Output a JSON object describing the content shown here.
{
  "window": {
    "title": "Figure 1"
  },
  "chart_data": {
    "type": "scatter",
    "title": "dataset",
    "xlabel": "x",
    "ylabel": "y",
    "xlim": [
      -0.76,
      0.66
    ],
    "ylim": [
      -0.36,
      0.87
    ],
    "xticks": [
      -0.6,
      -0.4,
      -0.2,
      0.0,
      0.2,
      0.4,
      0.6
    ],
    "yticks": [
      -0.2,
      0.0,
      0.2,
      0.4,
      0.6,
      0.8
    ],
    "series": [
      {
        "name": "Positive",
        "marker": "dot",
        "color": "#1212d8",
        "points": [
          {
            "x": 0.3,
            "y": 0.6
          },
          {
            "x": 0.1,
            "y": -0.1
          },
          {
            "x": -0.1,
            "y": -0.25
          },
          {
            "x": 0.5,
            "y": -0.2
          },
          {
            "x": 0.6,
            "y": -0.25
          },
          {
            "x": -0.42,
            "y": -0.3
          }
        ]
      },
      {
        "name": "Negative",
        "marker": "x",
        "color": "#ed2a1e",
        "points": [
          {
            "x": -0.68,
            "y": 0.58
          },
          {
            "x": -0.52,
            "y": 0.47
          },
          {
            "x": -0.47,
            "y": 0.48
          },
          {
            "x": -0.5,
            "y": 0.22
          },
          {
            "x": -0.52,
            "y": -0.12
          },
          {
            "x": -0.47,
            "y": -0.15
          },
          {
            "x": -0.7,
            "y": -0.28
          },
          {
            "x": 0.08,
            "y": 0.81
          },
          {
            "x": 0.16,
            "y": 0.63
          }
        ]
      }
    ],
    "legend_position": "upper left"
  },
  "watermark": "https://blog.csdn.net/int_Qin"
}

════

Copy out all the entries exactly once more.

Exercise response
Output a JSON object describing the content shown here.
{
  "window": {
    "title": "Figure 1"
  },
  "chart_data": {
    "type": "scatter",
    "title": "dataset",
    "xlabel": "x",
    "ylabel": "y",
    "xlim": [
      -0.76,
      0.66
    ],
    "ylim": [
      -0.36,
      0.87
    ],
    "xticks": [
      -0.6,
      -0.4,
      -0.2,
      0.0,
      0.2,
      0.4,
      0.6
    ],
    "yticks": [
      -0.2,
      0.0,
      0.2,
      0.4,
      0.6,
      0.8
    ],
    "series": [
      {
        "name": "Positive",
        "marker": "dot",
        "color": "#1212d8",
        "points": [
          {
            "x": 0.3,
            "y": 0.6
          },
          {
            "x": 0.1,
            "y": -0.1
          },
          {
            "x": -0.1,
            "y": -0.25
          },
          {
            "x": 0.5,
            "y": -0.2
          },
          {
            "x": 0.6,
            "y": -0.25
          },
          {
            "x": -0.42,
            "y": -0.3
          }
        ]
      },
      {
        "name": "Negative",
        "marker": "x",
        "color": "#ed2a1e",
        "points": [
          {
            "x": -0.68,
            "y": 0.58
          },
          {
            "x": -0.52,
            "y": 0.47
          },
          {
            "x": -0.47,
            "y": 0.48
          },
          {
            "x": -0.5,
            "y": 0.22
          },
          {
            "x": -0.52,
            "y": -0.12
          },
          {
            "x": -0.47,
            "y": -0.15
          },
          {
            "x": -0.7,
            "y": -0.28
          },
          {
            "x": 0.08,
            "y": 0.81
          },
          {
            "x": 0.16,
            "y": 0.63
          }
        ]
      }
    ],
    "legend_position": "upper left"
  },
  "watermark": "https://blog.csdn.net/int_Qin"
}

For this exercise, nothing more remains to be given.